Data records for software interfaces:
=== Section Start ===

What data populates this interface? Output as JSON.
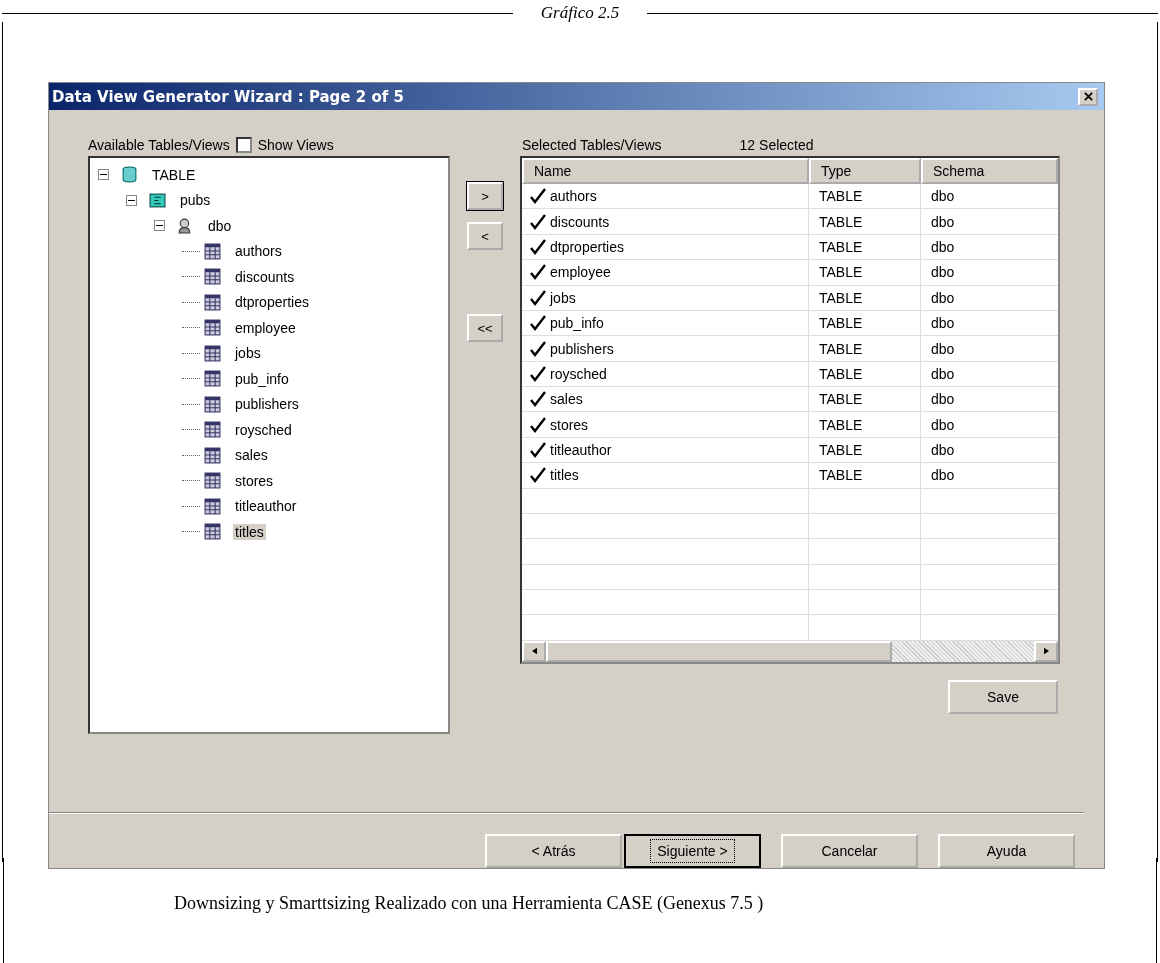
{
  "figure_title": "Gráfico 2.5",
  "window": {
    "title": "Data View Generator Wizard : Page 2 of 5"
  },
  "available": {
    "label": "Available Tables/Views",
    "show_views": {
      "label": "Show Views",
      "checked": false
    },
    "tree": [
      {
        "label": "TABLE",
        "kind": "database",
        "expanded": true,
        "selected": false,
        "children": [
          {
            "label": "pubs",
            "kind": "catalog",
            "expanded": true,
            "selected": false,
            "children": [
              {
                "label": "dbo",
                "kind": "owner",
                "expanded": true,
                "selected": false,
                "children": [
                  {
                    "label": "authors",
                    "kind": "table",
                    "selected": false
                  },
                  {
                    "label": "discounts",
                    "kind": "table",
                    "selected": false
                  },
                  {
                    "label": "dtproperties",
                    "kind": "table",
                    "selected": false
                  },
                  {
                    "label": "employee",
                    "kind": "table",
                    "selected": false
                  },
                  {
                    "label": "jobs",
                    "kind": "table",
                    "selected": false
                  },
                  {
                    "label": "pub_info",
                    "kind": "table",
                    "selected": false
                  },
                  {
                    "label": "publishers",
                    "kind": "table",
                    "selected": false
                  },
                  {
                    "label": "roysched",
                    "kind": "table",
                    "selected": false
                  },
                  {
                    "label": "sales",
                    "kind": "table",
                    "selected": false
                  },
                  {
                    "label": "stores",
                    "kind": "table",
                    "selected": false
                  },
                  {
                    "label": "titleauthor",
                    "kind": "table",
                    "selected": false
                  },
                  {
                    "label": "titles",
                    "kind": "table",
                    "selected": true
                  }
                ]
              }
            ]
          }
        ]
      }
    ]
  },
  "move_buttons": [
    ">",
    "<",
    "<<"
  ],
  "selected": {
    "label": "Selected Tables/Views",
    "count": "12 Selected",
    "columns": [
      "Name",
      "Type",
      "Schema"
    ],
    "rows": [
      {
        "name": "authors",
        "type": "TABLE",
        "schema": "dbo",
        "checked": true
      },
      {
        "name": "discounts",
        "type": "TABLE",
        "schema": "dbo",
        "checked": true
      },
      {
        "name": "dtproperties",
        "type": "TABLE",
        "schema": "dbo",
        "checked": true
      },
      {
        "name": "employee",
        "type": "TABLE",
        "schema": "dbo",
        "checked": true
      },
      {
        "name": "jobs",
        "type": "TABLE",
        "schema": "dbo",
        "checked": true
      },
      {
        "name": "pub_info",
        "type": "TABLE",
        "schema": "dbo",
        "checked": true
      },
      {
        "name": "publishers",
        "type": "TABLE",
        "schema": "dbo",
        "checked": true
      },
      {
        "name": "roysched",
        "type": "TABLE",
        "schema": "dbo",
        "checked": true
      },
      {
        "name": "sales",
        "type": "TABLE",
        "schema": "dbo",
        "checked": true
      },
      {
        "name": "stores",
        "type": "TABLE",
        "schema": "dbo",
        "checked": true
      },
      {
        "name": "titleauthor",
        "type": "TABLE",
        "schema": "dbo",
        "checked": true
      },
      {
        "name": "titles",
        "type": "TABLE",
        "schema": "dbo",
        "checked": true
      }
    ]
  },
  "save_button": "Save",
  "footer_buttons": [
    {
      "label": "< Atrás",
      "default": false
    },
    {
      "label": "Siguiente >",
      "default": true
    },
    {
      "label": "Cancelar",
      "default": false
    },
    {
      "label": "Ayuda",
      "default": false
    }
  ],
  "caption": "Downsizing y Smarttsizing Realizado con una Herramienta CASE (Genexus 7.5 )"
}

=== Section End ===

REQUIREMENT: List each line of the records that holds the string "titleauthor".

TASK ANSWER:
                    "label": "titleauthor",
        "name": "titleauthor",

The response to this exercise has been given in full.